*** Opening Source material ***

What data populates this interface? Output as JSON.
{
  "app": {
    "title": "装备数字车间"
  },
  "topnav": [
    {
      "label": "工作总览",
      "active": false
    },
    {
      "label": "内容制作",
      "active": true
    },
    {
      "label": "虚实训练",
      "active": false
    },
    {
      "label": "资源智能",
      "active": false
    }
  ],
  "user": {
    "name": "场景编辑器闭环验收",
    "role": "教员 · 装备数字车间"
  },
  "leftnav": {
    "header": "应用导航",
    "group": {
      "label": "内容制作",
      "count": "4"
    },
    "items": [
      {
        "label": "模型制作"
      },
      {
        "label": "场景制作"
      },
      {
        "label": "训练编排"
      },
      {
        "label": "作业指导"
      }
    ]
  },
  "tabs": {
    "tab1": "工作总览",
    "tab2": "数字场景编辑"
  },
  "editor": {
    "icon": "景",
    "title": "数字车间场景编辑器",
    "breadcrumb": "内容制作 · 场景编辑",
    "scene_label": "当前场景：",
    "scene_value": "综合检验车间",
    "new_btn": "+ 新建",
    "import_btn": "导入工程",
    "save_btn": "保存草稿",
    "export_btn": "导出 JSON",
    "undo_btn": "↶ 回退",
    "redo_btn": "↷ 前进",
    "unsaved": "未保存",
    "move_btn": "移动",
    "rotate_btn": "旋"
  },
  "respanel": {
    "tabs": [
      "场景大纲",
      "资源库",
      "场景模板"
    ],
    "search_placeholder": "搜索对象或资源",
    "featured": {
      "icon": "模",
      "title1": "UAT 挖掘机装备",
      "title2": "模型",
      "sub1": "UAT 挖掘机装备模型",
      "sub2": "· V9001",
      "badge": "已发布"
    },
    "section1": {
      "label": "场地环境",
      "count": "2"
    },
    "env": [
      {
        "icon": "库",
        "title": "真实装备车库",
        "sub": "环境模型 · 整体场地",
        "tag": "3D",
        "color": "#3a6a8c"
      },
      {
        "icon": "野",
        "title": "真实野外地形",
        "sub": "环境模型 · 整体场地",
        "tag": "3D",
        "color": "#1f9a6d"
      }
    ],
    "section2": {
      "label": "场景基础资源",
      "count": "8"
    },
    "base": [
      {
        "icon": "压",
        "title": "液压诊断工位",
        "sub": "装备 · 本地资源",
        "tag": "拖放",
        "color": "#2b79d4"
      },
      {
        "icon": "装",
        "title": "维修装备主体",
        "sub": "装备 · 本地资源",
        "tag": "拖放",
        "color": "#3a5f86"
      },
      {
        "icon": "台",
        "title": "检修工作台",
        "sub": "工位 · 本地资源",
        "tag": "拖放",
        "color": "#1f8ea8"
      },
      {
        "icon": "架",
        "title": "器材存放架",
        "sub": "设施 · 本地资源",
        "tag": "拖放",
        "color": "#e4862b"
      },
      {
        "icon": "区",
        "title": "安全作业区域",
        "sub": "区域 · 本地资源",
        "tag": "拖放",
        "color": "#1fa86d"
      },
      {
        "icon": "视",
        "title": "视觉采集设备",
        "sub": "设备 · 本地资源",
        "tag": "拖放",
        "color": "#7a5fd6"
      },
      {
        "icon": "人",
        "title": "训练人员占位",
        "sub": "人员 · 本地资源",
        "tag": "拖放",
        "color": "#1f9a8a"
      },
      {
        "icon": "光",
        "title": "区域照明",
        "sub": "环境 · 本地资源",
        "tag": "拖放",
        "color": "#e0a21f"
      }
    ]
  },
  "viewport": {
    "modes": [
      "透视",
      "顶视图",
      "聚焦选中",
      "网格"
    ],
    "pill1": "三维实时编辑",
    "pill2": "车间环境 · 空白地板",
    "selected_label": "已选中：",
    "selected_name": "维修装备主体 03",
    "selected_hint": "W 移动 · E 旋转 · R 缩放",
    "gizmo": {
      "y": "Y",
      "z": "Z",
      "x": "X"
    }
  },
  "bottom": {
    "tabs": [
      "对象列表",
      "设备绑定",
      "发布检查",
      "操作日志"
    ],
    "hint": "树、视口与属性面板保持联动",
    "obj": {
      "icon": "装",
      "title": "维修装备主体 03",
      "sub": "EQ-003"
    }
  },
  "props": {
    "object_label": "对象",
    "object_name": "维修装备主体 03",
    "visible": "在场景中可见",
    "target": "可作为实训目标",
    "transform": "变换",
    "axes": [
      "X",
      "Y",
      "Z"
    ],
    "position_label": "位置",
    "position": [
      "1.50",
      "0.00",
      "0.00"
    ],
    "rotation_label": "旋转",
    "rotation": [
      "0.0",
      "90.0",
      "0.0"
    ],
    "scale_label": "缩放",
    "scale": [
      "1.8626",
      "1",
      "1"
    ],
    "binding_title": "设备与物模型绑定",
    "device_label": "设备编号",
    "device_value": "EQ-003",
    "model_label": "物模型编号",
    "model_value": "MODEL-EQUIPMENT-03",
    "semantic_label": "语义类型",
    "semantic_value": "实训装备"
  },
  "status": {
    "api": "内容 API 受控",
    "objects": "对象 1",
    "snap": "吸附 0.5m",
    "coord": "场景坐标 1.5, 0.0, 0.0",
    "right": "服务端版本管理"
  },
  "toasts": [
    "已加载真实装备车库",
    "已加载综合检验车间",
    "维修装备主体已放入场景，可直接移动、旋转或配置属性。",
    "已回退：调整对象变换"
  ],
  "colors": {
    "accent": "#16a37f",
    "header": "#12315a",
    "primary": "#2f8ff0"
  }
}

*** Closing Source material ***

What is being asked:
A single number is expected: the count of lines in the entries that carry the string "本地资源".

Task output:
8